The findings, set out in the Journal of the National Cancer Institute, are based on the experience of more than 2,000 young women in England and Wales treated for the cancer over a period of more than 40 years.
Previous research has suggested that women with Hodgkin lymphoma who receive certain types of chemotherapy or radiotherapy are at increased risk of going through the menopause early – but there was insufficient information to provide patients with detailed advice.
But the new study, led by scientists at The Institute of Cancer Research, London, provides precise estimates of risk for women depending on which treatment types and doses they received and at what age - allowing doctors to give them detailed advice about their risks of future infertility.
The research was largely funded by Breakthrough Breast Cancer and involved researchers from across the UK at more than 50 universities and hospitals. The research team followed-up 2,127 women who had been treated for Hodgkin lymphoma in England and Wales between 1960 and 2004, and who had been aged under 36 at the time. All had received treatment with chest radiotherapy, sometimes alongside other treatments.
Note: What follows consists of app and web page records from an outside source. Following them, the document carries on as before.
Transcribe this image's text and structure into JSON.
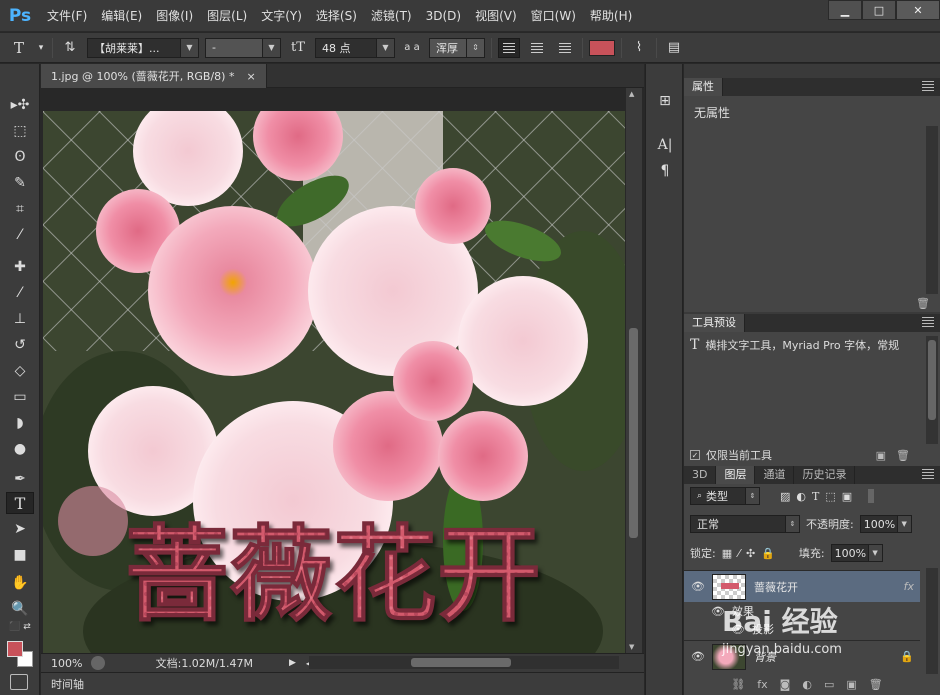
{
  "app": {
    "logo": "Ps"
  },
  "menu": [
    "文件(F)",
    "编辑(E)",
    "图像(I)",
    "图层(L)",
    "文字(Y)",
    "选择(S)",
    "滤镜(T)",
    "3D(D)",
    "视图(V)",
    "窗口(W)",
    "帮助(H)"
  ],
  "options": {
    "font_family": "【胡莱莱】...",
    "font_style": "-",
    "font_size": "48 点",
    "antialias_label": "a a",
    "antialias": "浑厚",
    "text_color": "#c8525a"
  },
  "document": {
    "tab_title": "1.jpg @ 100% (蔷薇花开, RGB/8) *",
    "close": "×",
    "canvas_text": "蔷薇花开",
    "zoom": "100%",
    "doc_info": "文档:1.02M/1.47M"
  },
  "timeline": {
    "label": "时间轴"
  },
  "properties": {
    "tab": "属性",
    "empty_text": "无属性"
  },
  "tool_presets": {
    "tab": "工具预设",
    "item": "横排文字工具，Myriad Pro 字体，常规",
    "current_only": "仅限当前工具"
  },
  "layers_panel": {
    "tabs": [
      "3D",
      "图层",
      "通道",
      "历史记录"
    ],
    "active_tab": "图层",
    "filter_kind": "类型",
    "blend_mode": "正常",
    "opacity_label": "不透明度:",
    "opacity": "100%",
    "lock_label": "锁定:",
    "fill_label": "填充:",
    "fill": "100%",
    "layers": [
      {
        "name": "蔷薇花开",
        "fx": "fx",
        "effects_label": "效果",
        "effect": "投影"
      },
      {
        "name": "背景"
      }
    ]
  },
  "watermark": {
    "brand": "Bai 经验",
    "url": "jingyan.baidu.com"
  },
  "colors": {
    "foreground": "#c8525a",
    "background": "#ffffff",
    "accent": "#4db4ff"
  }
}
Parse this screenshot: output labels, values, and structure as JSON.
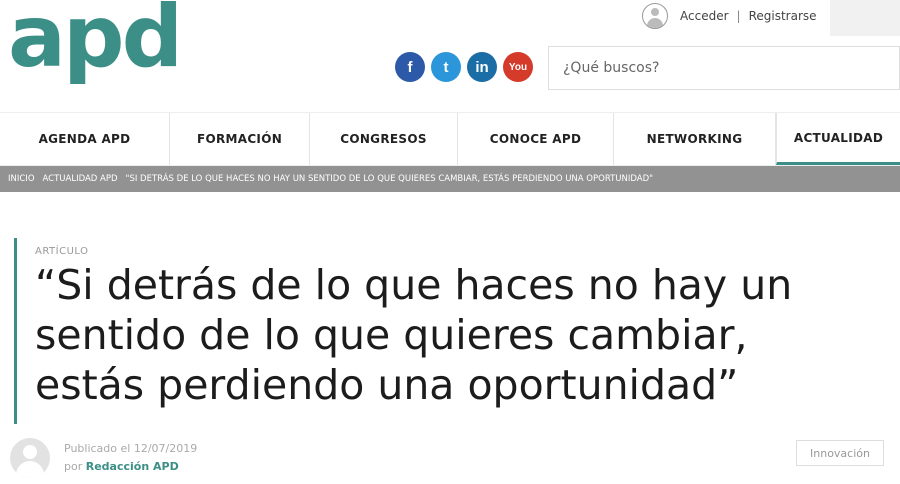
{
  "logo": "apd",
  "account": {
    "login": "Acceder",
    "separator": "|",
    "register": "Registrarse"
  },
  "social": {
    "facebook": "f",
    "twitter": "t",
    "linkedin": "in",
    "youtube": "You"
  },
  "search": {
    "placeholder": "¿Qué buscos?"
  },
  "nav": [
    "AGENDA APD",
    "FORMACIÓN",
    "CONGRESOS",
    "CONOCE APD",
    "NETWORKING",
    "ACTUALIDAD"
  ],
  "breadcrumb": [
    "INICIO",
    "ACTUALIDAD APD",
    "\"SI DETRÁS DE LO QUE HACES NO HAY UN SENTIDO DE LO QUE QUIERES CAMBIAR, ESTÁS PERDIENDO UNA OPORTUNIDAD\""
  ],
  "article": {
    "kicker": "ARTÍCULO",
    "title": "“Si detrás de lo que haces no hay un sentido de lo que quieres cambiar, estás perdiendo una oportunidad”",
    "published": "Publicado el 12/07/2019",
    "by": "por",
    "author": "Redacción APD",
    "tag": "Innovación"
  },
  "colors": {
    "brand": "#3b8f86",
    "breadcrumb_bg": "#929292"
  }
}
Some 605 of the women in the study underwent non-surgical menopause before the age of 40. This was a large enough number for the researchers to estimate accurate risks of menopause at different ages, depending on the mixture and doses of treatments they received and the age they received them.